Thomaz Farkas

The Rhythm of Light

The Capa Center presents the first comprehensive exhibition in Hungary of the Hungarian born and celebrated Brazilian photographer Thomaz Farkas (1924-2011). He is considered to be one of the great representatives of modern photography and documentary cinema in Brazil. He left behind a unique artistic oeuvre, particularly contributing to the representation of Brazilian culture and establishing a visual approach that relates him to important exponents of his time. The Rhythm of Light includes highlights from his photographic works from the 1940s and the end of the 1950s as well as some of his most important documentary films from the same period. Blow-ups of his contact sheets offer an intimate insight into his photographic approach and the delicate balance between split-seconds and stretched moments in time. Both in still and moving images, the exhibition presents the work of a dedicated man who was driven by a sensitive and genuine concern with the other throughout his life.

Thomaz Farkas was born into a family of strong photographic connections, reaching all the back to the 19th century. He spent the first years of his life in Pannónia Street in Budapest. His parents, who tried their luck earlier in Brazil, decided to move back to São Paolo when Farkas was six years old. His father established a chain of important photography supply stores under the name of Fotoptica throughout Brazil; Thomaz, his only son, started to work there at an early age. He was 8 years old when he received his first camera, and by the time he turned eighteen, he became so talented in photography that he was chosen to become the youngest member of the Foto Cine Clube Bandeirante. The photo club consisted of amateur photographers who were strongly influenced by the theories and views of European modernists and who eventually revolutionized modern photography in Brazil.

Thomaz Farkas is considered one of the great pioneers of this period. He was the first to have a photography exhibition in the Museu de Arte Moderna de São Paulo in 1949. This exhibition was revolutionary in many ways, mostly because of its experimental character which resulted from the collaboration with two young architects. The exhibited images were captured during the 1940s and are regarded as the highlights of his photographic career.

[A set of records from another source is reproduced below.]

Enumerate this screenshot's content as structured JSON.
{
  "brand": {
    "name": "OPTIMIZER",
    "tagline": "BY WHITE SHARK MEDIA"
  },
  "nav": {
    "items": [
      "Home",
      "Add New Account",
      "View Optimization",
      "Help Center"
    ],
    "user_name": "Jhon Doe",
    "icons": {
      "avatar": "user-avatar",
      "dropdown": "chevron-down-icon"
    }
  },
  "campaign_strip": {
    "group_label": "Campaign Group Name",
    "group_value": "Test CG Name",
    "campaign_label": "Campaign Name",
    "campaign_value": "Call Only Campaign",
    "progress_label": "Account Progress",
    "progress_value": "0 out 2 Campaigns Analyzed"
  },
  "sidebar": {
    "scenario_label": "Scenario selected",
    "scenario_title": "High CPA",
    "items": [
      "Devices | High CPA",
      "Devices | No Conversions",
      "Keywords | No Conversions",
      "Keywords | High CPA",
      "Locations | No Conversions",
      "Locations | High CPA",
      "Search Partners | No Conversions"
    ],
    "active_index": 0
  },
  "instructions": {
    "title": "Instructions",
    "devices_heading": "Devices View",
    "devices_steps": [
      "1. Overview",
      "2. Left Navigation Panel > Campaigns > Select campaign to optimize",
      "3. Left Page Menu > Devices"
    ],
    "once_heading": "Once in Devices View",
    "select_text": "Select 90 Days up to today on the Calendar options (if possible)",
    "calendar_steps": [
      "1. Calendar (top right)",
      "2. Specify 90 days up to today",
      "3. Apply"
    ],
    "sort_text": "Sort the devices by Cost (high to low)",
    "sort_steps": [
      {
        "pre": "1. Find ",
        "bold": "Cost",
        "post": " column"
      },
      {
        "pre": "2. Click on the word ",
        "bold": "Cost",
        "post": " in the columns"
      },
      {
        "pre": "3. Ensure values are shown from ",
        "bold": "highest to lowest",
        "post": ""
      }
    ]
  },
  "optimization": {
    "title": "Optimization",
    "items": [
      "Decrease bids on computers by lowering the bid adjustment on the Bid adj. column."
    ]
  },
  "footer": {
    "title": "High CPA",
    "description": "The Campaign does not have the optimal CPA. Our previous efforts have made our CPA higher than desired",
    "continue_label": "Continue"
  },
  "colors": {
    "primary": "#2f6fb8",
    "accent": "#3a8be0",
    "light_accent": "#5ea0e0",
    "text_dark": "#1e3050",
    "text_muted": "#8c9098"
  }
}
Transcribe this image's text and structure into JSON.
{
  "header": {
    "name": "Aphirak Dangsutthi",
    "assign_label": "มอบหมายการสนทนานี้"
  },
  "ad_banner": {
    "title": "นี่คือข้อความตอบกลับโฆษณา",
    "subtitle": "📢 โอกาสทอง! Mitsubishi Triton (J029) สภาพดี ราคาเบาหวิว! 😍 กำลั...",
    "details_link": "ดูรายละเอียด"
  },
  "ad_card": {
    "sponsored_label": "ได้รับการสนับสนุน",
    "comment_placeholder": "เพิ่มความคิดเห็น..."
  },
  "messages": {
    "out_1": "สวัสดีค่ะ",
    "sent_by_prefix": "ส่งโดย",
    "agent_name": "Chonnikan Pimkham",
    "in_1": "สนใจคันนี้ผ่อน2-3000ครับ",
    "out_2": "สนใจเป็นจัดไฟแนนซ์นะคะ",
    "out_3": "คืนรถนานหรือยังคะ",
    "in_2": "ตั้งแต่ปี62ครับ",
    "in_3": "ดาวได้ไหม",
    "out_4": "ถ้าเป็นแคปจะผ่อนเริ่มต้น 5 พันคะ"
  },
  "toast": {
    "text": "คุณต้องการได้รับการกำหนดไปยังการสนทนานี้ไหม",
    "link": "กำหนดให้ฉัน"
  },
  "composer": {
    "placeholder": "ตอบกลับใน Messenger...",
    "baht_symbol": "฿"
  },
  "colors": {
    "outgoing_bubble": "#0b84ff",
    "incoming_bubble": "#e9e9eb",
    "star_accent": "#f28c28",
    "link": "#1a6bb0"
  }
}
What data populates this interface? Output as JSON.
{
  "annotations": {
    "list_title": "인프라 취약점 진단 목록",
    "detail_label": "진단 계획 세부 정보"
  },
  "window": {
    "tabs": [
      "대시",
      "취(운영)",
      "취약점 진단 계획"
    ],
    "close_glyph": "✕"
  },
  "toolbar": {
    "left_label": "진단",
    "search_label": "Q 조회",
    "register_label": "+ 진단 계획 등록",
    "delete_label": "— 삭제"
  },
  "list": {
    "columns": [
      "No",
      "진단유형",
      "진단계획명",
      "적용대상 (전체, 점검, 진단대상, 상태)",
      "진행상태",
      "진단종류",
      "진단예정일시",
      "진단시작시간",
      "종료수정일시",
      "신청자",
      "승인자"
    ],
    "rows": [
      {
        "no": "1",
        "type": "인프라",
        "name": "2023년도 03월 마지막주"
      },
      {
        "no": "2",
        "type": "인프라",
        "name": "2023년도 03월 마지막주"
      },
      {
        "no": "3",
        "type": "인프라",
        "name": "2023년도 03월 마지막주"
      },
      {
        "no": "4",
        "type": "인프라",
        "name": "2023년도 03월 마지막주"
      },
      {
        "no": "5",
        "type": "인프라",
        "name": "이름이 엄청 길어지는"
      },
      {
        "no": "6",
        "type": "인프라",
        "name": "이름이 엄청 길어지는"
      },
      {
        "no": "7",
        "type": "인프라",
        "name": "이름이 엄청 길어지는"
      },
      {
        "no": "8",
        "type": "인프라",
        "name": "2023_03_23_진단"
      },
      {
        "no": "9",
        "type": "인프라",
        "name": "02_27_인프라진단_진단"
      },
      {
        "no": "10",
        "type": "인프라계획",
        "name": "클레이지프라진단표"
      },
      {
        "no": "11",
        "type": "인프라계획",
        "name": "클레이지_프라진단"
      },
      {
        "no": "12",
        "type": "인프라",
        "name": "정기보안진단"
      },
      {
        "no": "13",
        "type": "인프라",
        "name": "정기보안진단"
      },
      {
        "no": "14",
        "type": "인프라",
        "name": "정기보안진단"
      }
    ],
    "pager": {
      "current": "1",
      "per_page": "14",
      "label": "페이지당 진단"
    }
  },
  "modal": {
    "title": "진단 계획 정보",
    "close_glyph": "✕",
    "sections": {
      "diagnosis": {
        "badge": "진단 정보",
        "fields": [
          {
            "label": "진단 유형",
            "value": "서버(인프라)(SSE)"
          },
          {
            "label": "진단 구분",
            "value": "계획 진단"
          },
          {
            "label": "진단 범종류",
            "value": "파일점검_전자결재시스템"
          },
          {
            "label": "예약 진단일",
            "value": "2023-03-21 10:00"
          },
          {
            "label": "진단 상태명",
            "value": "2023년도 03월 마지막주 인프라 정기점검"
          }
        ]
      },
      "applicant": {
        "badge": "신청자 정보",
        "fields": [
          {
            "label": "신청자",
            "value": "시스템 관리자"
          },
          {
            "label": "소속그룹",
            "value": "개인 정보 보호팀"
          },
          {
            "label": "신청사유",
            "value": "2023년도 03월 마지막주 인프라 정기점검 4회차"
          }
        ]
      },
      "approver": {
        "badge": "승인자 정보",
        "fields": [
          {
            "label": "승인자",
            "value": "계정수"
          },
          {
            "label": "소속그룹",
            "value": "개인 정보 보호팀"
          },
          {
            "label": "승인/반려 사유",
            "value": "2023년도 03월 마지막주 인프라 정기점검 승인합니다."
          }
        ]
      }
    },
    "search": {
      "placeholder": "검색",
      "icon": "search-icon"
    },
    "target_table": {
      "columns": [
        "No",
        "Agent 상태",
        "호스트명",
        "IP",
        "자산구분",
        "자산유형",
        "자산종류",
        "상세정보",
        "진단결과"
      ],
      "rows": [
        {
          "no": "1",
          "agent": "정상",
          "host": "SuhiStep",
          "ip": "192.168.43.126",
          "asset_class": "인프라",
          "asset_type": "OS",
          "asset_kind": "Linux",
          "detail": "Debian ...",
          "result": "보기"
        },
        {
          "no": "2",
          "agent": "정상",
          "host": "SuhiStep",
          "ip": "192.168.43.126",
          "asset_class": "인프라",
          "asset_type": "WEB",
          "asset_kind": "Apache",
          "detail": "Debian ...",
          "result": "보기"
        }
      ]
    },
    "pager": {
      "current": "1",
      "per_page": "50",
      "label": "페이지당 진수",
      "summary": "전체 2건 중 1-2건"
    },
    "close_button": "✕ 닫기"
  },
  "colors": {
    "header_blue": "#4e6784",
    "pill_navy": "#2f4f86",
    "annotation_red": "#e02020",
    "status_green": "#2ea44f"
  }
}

Typified by a strong sensitivity to formal aspects and abstraction, they demonstrate Farkas’s genuine interest in contrasts, graphic forms, and the play of light and shadows. He found these elements in architectural constructions but also in the shadows of people created by the strong sunlight in everyday situations.

Although his interest in photography turned towards documentary film from the 1950s onwards, there was one important series which dates from the end of the 1950s, the documentation of the building of the futuristic and utopian city, Brasilia. In 1957, Farkas traveled to Brasilia to follow the construction of Lucio Costa and Oscar Niemeyer’s projects. The set of images, all captured in 35-mm, is a clear evidence of the humanistic nature of Farkas’s work, as well as his interest in the language of photojournalism. His focus was on the emotions of the moment, the visitors during the festive opening day, the construction workers, and their housing outside the planned city. This series can be seen as a bridge to his later activities as a film director and producer. In his eyes, film was more able to express the social and political situation in Brazil. Shot in the 1960s and 1970s, the many documentaries he produced, and some photographs he took in color (later called Caravana Farkas), expressed his far-reaching engagement with his country and were meant to show Brazil to the Brazilians.

Being part of a great international network of photographers, film directors, artists and designers, Farkas was very well-connected. He had visited the MoMA in New York in 1948, where he met with Edward Steichen; in the same year, he visited Ansel Adams in his studio in California, and was also in touch with Edward Weston. Besides, Jean Rouch, the French documentary filmmaker, and the Dutch filmmaker Joris Ivens, whom Farkas greatly admired, were among his friends. Within this network, Fotoptica played an important role. It provided access to the latest books and magazines from all over the world and it enabled Farkas to work with the most high-end equipment of his time. Additionally, Farkas initiated several photo labs at museums and institutions in order to promote photography. Fotoptica was also the title of the photography magazine and gallery which, under the guidance of Farkas, published and exhibited new and established Brazilian talents from the 1970s to the end of the 1990.

Farkas was undoubtedly a multitalented man with a dynamic character, who lived and worked with great intensity and engagement. While being mostly known for his photographic and cinematic work, his legacy reaches far beyond these roles as he was also a producer, an academic, an entrepreneur, and a cultural agent. His works are represented in important collections, such as the MoMA in New York and Tate Modern in London.

This exhibition has been made possible by a close collaboration with the Thomas Farkas Estate and Moreira Salles Institute in São Paulo; the latter holds custody and conservation of Farkas’s photographic work: a collection of over 34,000 images from the 1940s through the 1990s.

The films of Thomaz Farkas can be viewed through his Vimeo channel.

With special thanks to the Embassy of Brazil in Budapest.

All images © Capa Center